---------- DATA FOR PROCESSING
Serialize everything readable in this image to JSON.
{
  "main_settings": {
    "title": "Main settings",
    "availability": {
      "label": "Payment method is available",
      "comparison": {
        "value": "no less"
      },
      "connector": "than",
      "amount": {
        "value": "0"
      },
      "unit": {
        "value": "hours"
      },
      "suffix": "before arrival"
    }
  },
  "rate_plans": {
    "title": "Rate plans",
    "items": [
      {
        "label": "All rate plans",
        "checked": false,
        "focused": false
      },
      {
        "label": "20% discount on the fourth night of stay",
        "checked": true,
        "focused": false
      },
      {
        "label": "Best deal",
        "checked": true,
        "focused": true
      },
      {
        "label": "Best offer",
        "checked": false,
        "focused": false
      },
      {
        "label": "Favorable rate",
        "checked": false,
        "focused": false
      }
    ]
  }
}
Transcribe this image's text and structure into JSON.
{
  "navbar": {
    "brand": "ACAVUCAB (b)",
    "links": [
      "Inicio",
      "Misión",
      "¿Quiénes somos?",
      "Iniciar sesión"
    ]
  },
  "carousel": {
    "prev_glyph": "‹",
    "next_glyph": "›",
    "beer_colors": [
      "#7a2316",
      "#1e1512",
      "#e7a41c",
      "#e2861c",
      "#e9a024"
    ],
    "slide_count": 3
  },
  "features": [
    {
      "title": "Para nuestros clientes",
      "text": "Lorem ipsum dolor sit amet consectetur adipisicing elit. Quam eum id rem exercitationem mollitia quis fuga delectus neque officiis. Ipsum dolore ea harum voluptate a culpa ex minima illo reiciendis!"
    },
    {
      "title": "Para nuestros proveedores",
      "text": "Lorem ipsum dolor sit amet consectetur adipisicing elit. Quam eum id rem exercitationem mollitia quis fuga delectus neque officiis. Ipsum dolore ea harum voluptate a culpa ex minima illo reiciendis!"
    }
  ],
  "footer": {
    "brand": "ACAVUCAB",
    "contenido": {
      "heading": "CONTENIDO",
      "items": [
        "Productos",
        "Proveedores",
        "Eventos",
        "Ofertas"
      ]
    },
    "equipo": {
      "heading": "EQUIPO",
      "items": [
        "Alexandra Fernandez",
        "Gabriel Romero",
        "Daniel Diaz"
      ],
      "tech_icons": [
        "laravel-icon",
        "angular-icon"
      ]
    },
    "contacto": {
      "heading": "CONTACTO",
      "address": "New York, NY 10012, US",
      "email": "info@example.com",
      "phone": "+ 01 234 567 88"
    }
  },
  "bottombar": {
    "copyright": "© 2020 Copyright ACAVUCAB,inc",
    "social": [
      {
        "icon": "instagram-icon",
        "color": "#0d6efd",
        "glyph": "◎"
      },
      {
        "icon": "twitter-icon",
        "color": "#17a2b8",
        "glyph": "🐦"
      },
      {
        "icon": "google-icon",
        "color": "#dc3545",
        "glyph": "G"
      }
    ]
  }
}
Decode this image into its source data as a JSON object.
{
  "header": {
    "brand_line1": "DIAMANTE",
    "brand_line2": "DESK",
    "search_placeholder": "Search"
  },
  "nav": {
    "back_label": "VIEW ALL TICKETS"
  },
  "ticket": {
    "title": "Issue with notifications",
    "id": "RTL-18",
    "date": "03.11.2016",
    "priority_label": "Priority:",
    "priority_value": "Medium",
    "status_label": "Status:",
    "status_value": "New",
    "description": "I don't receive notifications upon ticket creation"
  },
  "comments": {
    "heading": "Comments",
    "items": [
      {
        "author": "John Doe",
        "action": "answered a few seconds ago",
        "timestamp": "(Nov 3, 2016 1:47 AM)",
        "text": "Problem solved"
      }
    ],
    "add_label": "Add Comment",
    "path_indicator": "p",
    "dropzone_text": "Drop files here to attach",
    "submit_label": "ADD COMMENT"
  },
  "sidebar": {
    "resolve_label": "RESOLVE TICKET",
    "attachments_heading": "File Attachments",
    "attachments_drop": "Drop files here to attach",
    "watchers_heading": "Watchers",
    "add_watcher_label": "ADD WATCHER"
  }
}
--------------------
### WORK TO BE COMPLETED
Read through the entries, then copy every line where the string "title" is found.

### ANSWER SECTION
    "title": "Main settings",
    "title": "Rate plans",
      "title": "Para nuestros clientes",
      "title": "Para nuestros proveedores",
    "title": "Issue with notifications",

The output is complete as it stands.